I’ve been visiting San Diego for years but had yet to find an exceptional restaurant, that is until now. I was staying at the Fairmont Grand Del Mar in San Diego and decided to try their two star Michelin, Relais and Chateaux, Forbes 5 star and triple AAA 5 diamond restaurant. I’m not usually a fan of hotel restaurants, but this one is an exception to the rule. Under the leadership of Grand Chef (only 159 of them worldwide) William Bradley, Addison is an unrivalled dining experience in Southern California.
The 80 seat restaurant is plush but honestly is dated. However, they will be updating it in January of 2023. Heavy European style furnishings with arched windows overlooking the golf course. Dark mediaeval style chandeliers, vaulted wood beam ceilings, limestone fireplaces, tiled floors, marble columns and for some reason not a flower in sight on the bare tables. But the tables are spread out, giving ample space between diners. It is quiet, elegant, with beautiful china, crystal and silver. It is on the dark side and I suggest requesting a window seat, for the views as well as the natural light. It may all be old school but it is elegant and the service is extraordinary, formal, professional, attentive and personable. The service is like a fine tuned dance or orchestra with perfect precision.
Chef Bradley opened this restaurant in 2006. He received his first star in 2019 and his second in 2021. He is hopeful that he will be receiving his third star soon. He is an ambitious chef, with exceptional skills, whose French techniques with a leaning towards Asian influences can be seen and tasted in many dishes, as the chef admires and respects this cuisine.
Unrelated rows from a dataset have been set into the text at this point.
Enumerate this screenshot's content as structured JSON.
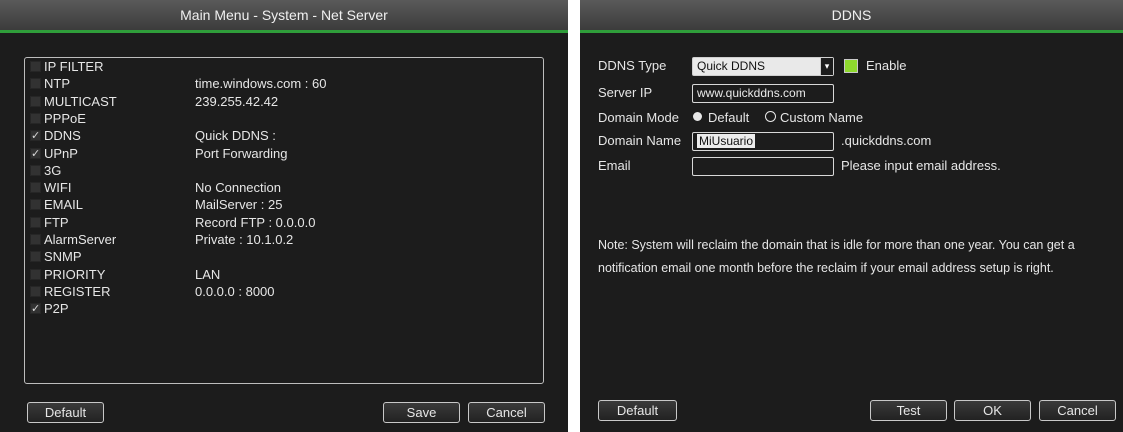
{
  "net_server": {
    "title": "Main Menu - System - Net Server",
    "items": [
      {
        "name": "IP FILTER",
        "checked": false,
        "value": ""
      },
      {
        "name": "NTP",
        "checked": false,
        "value": "time.windows.com : 60"
      },
      {
        "name": "MULTICAST",
        "checked": false,
        "value": "239.255.42.42"
      },
      {
        "name": "PPPoE",
        "checked": false,
        "value": ""
      },
      {
        "name": "DDNS",
        "checked": true,
        "value": "Quick DDNS :"
      },
      {
        "name": "UPnP",
        "checked": true,
        "value": "Port Forwarding"
      },
      {
        "name": "3G",
        "checked": false,
        "value": ""
      },
      {
        "name": "WIFI",
        "checked": false,
        "value": "No Connection"
      },
      {
        "name": "EMAIL",
        "checked": false,
        "value": "MailServer : 25"
      },
      {
        "name": "FTP",
        "checked": false,
        "value": "Record FTP : 0.0.0.0"
      },
      {
        "name": "AlarmServer",
        "checked": false,
        "value": "Private : 10.1.0.2"
      },
      {
        "name": "SNMP",
        "checked": false,
        "value": ""
      },
      {
        "name": "PRIORITY",
        "checked": false,
        "value": "LAN"
      },
      {
        "name": "REGISTER",
        "checked": false,
        "value": "0.0.0.0 : 8000"
      },
      {
        "name": "P2P",
        "checked": true,
        "value": ""
      }
    ],
    "buttons": {
      "default": "Default",
      "save": "Save",
      "cancel": "Cancel"
    }
  },
  "ddns": {
    "title": "DDNS",
    "type_label": "DDNS Type",
    "type_value": "Quick DDNS",
    "enable_label": "Enable",
    "enable_checked": true,
    "server_ip_label": "Server IP",
    "server_ip_value": "www.quickddns.com",
    "domain_mode_label": "Domain Mode",
    "mode_default": "Default",
    "mode_custom": "Custom Name",
    "domain_name_label": "Domain Name",
    "domain_name_value": "MiUsuario",
    "domain_suffix": ".quickddns.com",
    "email_label": "Email",
    "email_value": "",
    "email_hint": "Please input email address.",
    "note_line1": "Note: System will reclaim the domain that is idle for more than one year. You can get a",
    "note_line2": "notification email one month before the reclaim if your email address setup is right.",
    "buttons": {
      "default": "Default",
      "test": "Test",
      "ok": "OK",
      "cancel": "Cancel"
    },
    "accent_color": "#2f9d3a",
    "enable_color": "#8fd92e"
  }
}
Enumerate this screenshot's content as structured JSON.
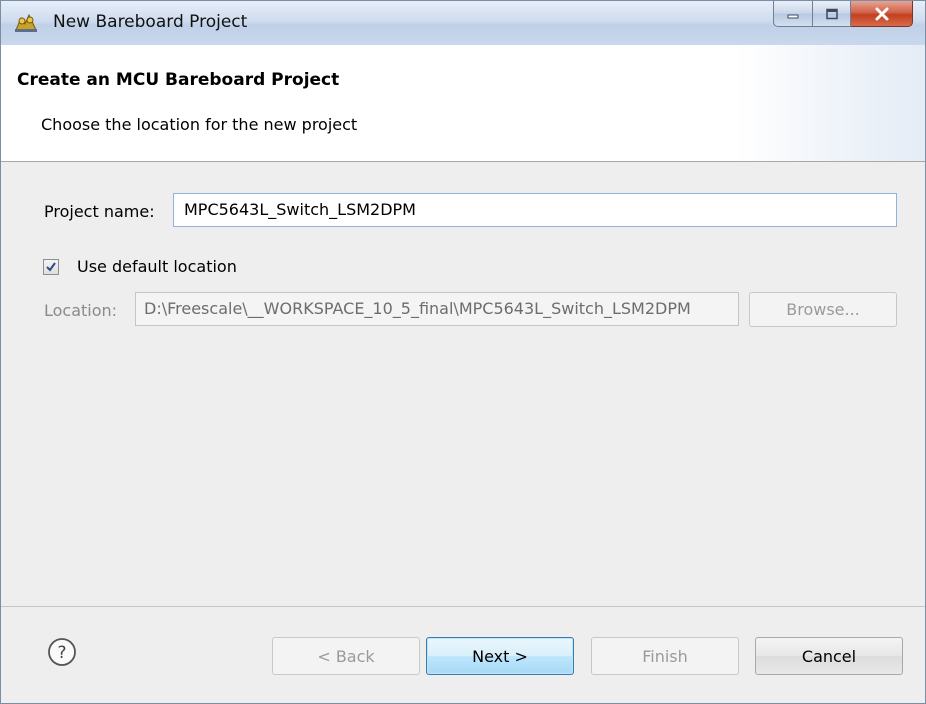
{
  "window": {
    "title": "New Bareboard Project",
    "icon": "eclipse-project-icon"
  },
  "header": {
    "title": "Create an MCU Bareboard Project",
    "subtitle": "Choose the location for the new project"
  },
  "form": {
    "project_name_label": "Project name:",
    "project_name_value": "MPC5643L_Switch_LSM2DPM",
    "use_default_label": "Use default location",
    "use_default_checked": true,
    "location_label": "Location:",
    "location_value": "D:\\Freescale\\__WORKSPACE_10_5_final\\MPC5643L_Switch_LSM2DPM",
    "browse_label": "Browse..."
  },
  "footer": {
    "help_icon": "help-icon",
    "back_label": "< Back",
    "next_label": "Next >",
    "finish_label": "Finish",
    "cancel_label": "Cancel"
  },
  "colors": {
    "titlebar": "#c9d8ec",
    "close_button": "#c2401f",
    "focus_border": "#3d7bad"
  }
}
This was a 9 course tasting menu, plus amuses. The menu changes regularly with the seasons. Our prelude began with 4 small bites, with kampachi nigiri, a chicken liver churro, Sage Hill garden greens, and a fabulous crispy potato square topped with Iberico Ham. The next 9 courses were equally appealing, kampachi sashimi with shiso, a shellfish presentation, and a standout Regiis Ova reserve caviar, served over a warm Kishihikari rice that was pure perfection. Another favorite course for us was called an interlude, salt and vinegar chips (which were addictive), served with a toasted dill, burnt onion dip. Up next, a golden eye snapper, served with a light broth and flavors of summer. This was followed by another, heartier Thai soup, with crispy sweet and sour sweetbreads (served on the side), with Thai basil and coriander. The bread course was next, and their sourdough bread with a 2 1/2 year old mother, and two butters, a brown sugar and a goats milk butter was heavenly. In fact, we took the leftovers back to our hotel room and had it for breakfast the next day. Crispy on the outside and dense and soft in the middle, I’m still dreaming about that bread now. The main course was a barbecued squab, a touch too rare for my taste but nevertheless delicious, in a red cabbage syrup, with chanterelles and wild arugula. Before the mignardises were served we were given Harry’s berries, strawberries, cucumber jelly and a fragrant whipped orange blossom. Then a variety of sweet treats, one better than the next.
The chef uses luxe ingredients from Southern California or imports them from places like Haikodo Japan and using skillful technique and glorious presentations, along with genuine hospitality and gracious service, it was a memorable meal indeed.
There was an impressive wine list, (actually a book) and in fact, Addison has held Wine Spectator’s Grand Award since 2009. They have a 12,000 bottle collection. The wines range in price from $145-$13,000 a bottle. There was a beautiful selection from not only California but also Burgundy, Rhône, Bordeaux, Italy, Spain and Germany. We were happy to find a half bottle of Billecart Salmon champagne. There are three sommeliers on staff and one was able to recommend a full body, smooth red from Spain as well.
The name Addison is named for Addison Mizner, the architect whose work inspired the style of the resort.
Chef William Bradley is crafting a world class dining experience. It doesn’t come cheap, at $298 per person before drinks. Others might complain they don’t want a marathon tasting meal, and if you have a short attention span then maybe look elsewhere. But, in the hands of the right chef, you might just feel as I did, excited, and energized by a vibrant and luscious meal of detailed, indulgent, well earned reputation of delightful bites.